Insomnia symptoms have been suggested to be associated with the risk of cardio-cerebral events. However, the results of previous studies have been inconsistent. Therefore, we conducted a meta-analysis to examine whether there were associations between cardio-cerebral vascular events and insomnia symptoms, including difficulty initiating sleep, difficulty maintaining sleep, early-morning awakening or non-restorative sleep.Design
A meta-analysis of prospective cohort studies.Methods
PubMed, Web of science and the Cochrane Library were searched without language restriction. Prospective cohort studies of adults with at least a 2-year follow-up duration were included. Random effect models were used in order to pool the results for each insomnia symptom. Subgroup and sensitivity analyses were conducted in order to assess potential heterogeneity, and funnel plots and Egger’s tests were used in order to assess publication bias.Results
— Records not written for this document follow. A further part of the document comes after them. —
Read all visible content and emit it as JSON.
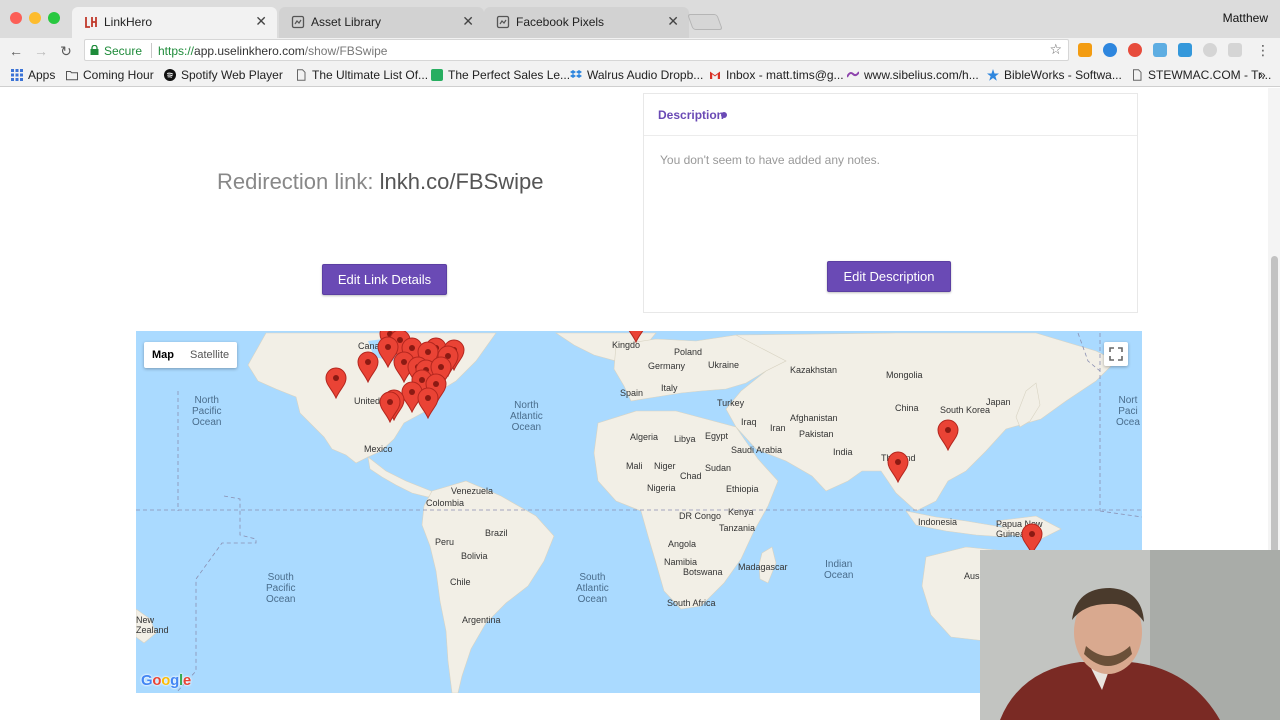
{
  "browser": {
    "tabs": [
      {
        "title": "LinkHero",
        "active": true
      },
      {
        "title": "Asset Library",
        "active": false
      },
      {
        "title": "Facebook Pixels",
        "active": false
      }
    ],
    "tab_close": "✕",
    "profile_name": "Matthew",
    "secure_label": "Secure",
    "url_scheme": "https://",
    "url_host": "app.uselinkhero.com",
    "url_path": "/show/FBSwipe",
    "bookmarks": [
      "Apps",
      "Coming Hour",
      "Spotify Web Player",
      "The Ultimate List Of...",
      "The Perfect Sales Le...",
      "Walrus Audio Dropb...",
      "Inbox - matt.tims@g...",
      "www.sibelius.com/h...",
      "BibleWorks - Softwa...",
      "STEWMAC.COM - Tr..."
    ],
    "overflow": "»"
  },
  "page": {
    "redirect_label": "Redirection link:",
    "redirect_link": "lnkh.co/FBSwipe",
    "edit_link_button": "Edit Link Details",
    "description_title": "Description",
    "description_empty": "You don't seem to have added any notes.",
    "edit_description_button": "Edit Description"
  },
  "map": {
    "type_options": [
      "Map",
      "Satellite"
    ],
    "selected_type": "Map",
    "oceans": {
      "north_pacific_left": "North\nPacific\nOcean",
      "north_atlantic": "North\nAtlantic\nOcean",
      "south_pacific": "South\nPacific\nOcean",
      "south_atlantic": "South\nAtlantic\nOcean",
      "indian": "Indian\nOcean",
      "north_pacific_right": "Nort\nPaci\nOcea"
    },
    "labels": {
      "canada": "Cana",
      "united": "United",
      "mexico": "Mexico",
      "venezuela": "Venezuela",
      "colombia": "Colombia",
      "peru": "Peru",
      "brazil": "Brazil",
      "bolivia": "Bolivia",
      "chile": "Chile",
      "argentina": "Argentina",
      "new_zealand": "New\nZealand",
      "kingdom": "Kingdo",
      "poland": "Poland",
      "germany": "Germany",
      "ukraine": "Ukraine",
      "italy": "Italy",
      "spain": "Spain",
      "turkey": "Turkey",
      "algeria": "Algeria",
      "libya": "Libya",
      "egypt": "Egypt",
      "mali": "Mali",
      "niger": "Niger",
      "chad": "Chad",
      "sudan": "Sudan",
      "nigeria": "Nigeria",
      "ethiopia": "Ethiopia",
      "dr_congo": "DR Congo",
      "kenya": "Kenya",
      "tanzania": "Tanzania",
      "angola": "Angola",
      "namibia": "Namibia",
      "botswana": "Botswana",
      "south_africa": "South Africa",
      "madagascar": "Madagascar",
      "iraq": "Iraq",
      "iran": "Iran",
      "saudi_arabia": "Saudi Arabia",
      "afghanistan": "Afghanistan",
      "pakistan": "Pakistan",
      "india": "India",
      "kazakhstan": "Kazakhstan",
      "mongolia": "Mongolia",
      "china": "China",
      "south_korea": "South Korea",
      "japan": "Japan",
      "thailand": "Thailand",
      "indonesia": "Indonesia",
      "papua_new_guinea": "Papua New\nGuinea",
      "aus": "Aus"
    },
    "google_logo": "Google"
  }
}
Fifteen studies (23 cohorts) were included. Positive associations were observed between difficulty initiating sleep, difficulty maintaining sleep and non-restorative sleep with risk of cardio-cerebral vascular events. The pooled relative risks and 95% confidence intervals were 1.27 (1.15–1.40), 1.11 (1.04–1.19) and 1.18 (1.05–1.33), respectively. However, less evidence existed to support the conclusions about the association between early-morning awakening and cardio-cerebral vascular events.Conclusion
Our meta-analysis demonstrated that insomnia symptoms of difficulty initiating sleep, difficulty maintaining sleep and non-restorative sleep were associated with an increased risk of future cardio-cerebral vascular events.